Problem to work on: Print exactly, and only, the lines from the one containing "Decode this image" through the last line of the records below, both included; leave out the pictures.
*** Exercise inputs Section Begins ***
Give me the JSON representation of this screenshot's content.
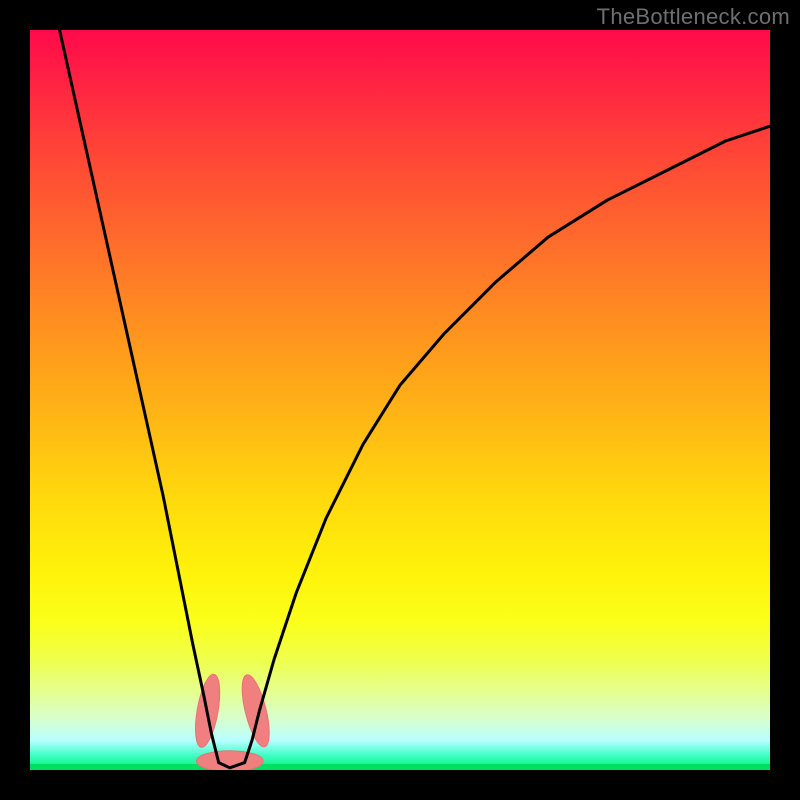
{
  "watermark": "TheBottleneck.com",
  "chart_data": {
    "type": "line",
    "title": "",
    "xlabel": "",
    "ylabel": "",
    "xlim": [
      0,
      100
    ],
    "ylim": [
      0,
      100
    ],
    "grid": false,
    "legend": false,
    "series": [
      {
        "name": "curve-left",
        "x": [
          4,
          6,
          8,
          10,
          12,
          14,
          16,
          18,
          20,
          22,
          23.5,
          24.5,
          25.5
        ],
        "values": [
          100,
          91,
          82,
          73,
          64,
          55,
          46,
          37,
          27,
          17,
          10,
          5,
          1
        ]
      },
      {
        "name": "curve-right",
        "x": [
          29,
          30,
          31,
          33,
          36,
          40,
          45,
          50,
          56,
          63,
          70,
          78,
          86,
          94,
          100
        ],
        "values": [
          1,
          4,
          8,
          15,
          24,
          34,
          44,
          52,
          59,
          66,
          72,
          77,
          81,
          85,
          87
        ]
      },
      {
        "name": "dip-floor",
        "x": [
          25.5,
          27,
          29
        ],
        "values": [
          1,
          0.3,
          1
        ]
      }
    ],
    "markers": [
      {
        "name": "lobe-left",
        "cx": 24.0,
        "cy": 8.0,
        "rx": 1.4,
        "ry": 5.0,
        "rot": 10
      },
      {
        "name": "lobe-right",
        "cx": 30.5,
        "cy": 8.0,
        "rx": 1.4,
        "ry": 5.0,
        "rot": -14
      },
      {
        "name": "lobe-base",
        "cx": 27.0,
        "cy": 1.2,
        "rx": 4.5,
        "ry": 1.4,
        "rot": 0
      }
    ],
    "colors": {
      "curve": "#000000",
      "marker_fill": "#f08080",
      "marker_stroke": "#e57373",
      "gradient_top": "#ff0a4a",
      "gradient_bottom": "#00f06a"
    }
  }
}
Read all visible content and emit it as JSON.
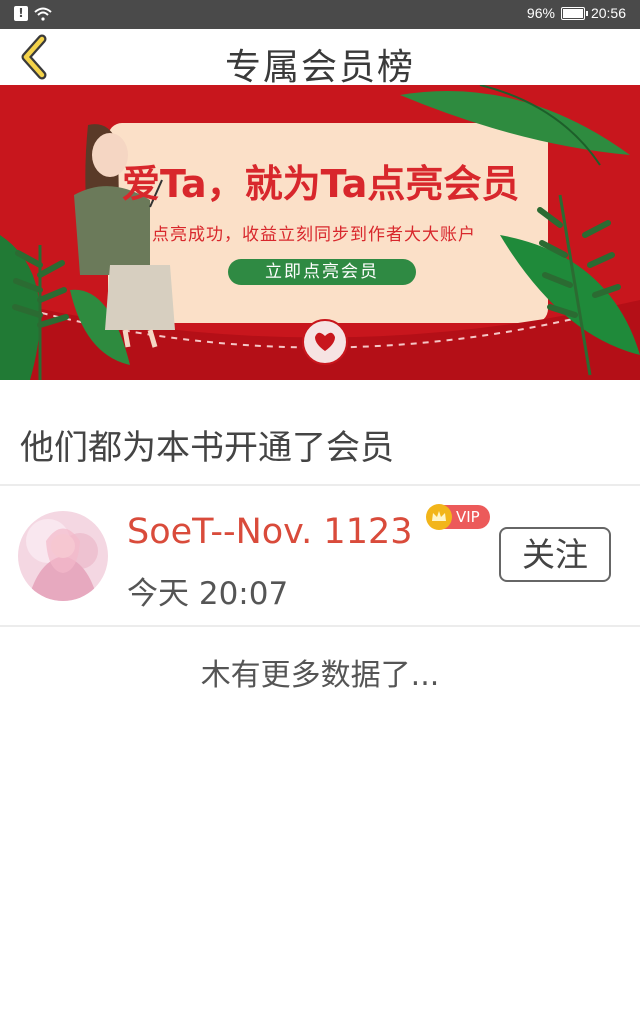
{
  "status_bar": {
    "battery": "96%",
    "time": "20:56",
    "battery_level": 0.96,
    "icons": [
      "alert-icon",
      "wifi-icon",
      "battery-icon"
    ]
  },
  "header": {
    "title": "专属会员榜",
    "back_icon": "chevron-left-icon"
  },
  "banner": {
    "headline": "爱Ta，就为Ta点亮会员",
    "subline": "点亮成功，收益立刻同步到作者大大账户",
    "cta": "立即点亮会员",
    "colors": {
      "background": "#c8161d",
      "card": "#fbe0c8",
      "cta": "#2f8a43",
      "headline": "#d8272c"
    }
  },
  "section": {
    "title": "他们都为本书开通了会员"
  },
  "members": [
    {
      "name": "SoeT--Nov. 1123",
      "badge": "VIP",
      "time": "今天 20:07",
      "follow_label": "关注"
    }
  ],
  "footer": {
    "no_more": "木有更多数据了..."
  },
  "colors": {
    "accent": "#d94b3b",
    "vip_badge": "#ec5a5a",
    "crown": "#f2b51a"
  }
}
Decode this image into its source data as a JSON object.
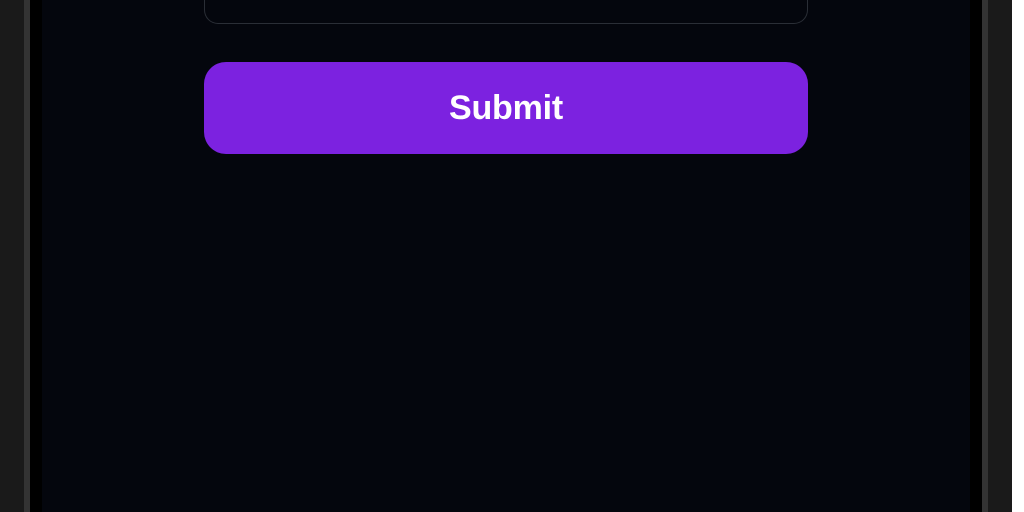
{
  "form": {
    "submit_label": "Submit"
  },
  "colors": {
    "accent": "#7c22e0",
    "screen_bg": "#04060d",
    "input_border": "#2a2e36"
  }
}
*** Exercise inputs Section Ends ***
Result for this task:
Decode this image into its source data as a JSON object.
{
  "form": {
    "submit_label": "Submit"
  },
  "colors": {
    "accent": "#7c22e0",
    "screen_bg": "#04060d",
    "input_border": "#2a2e36"
  }
}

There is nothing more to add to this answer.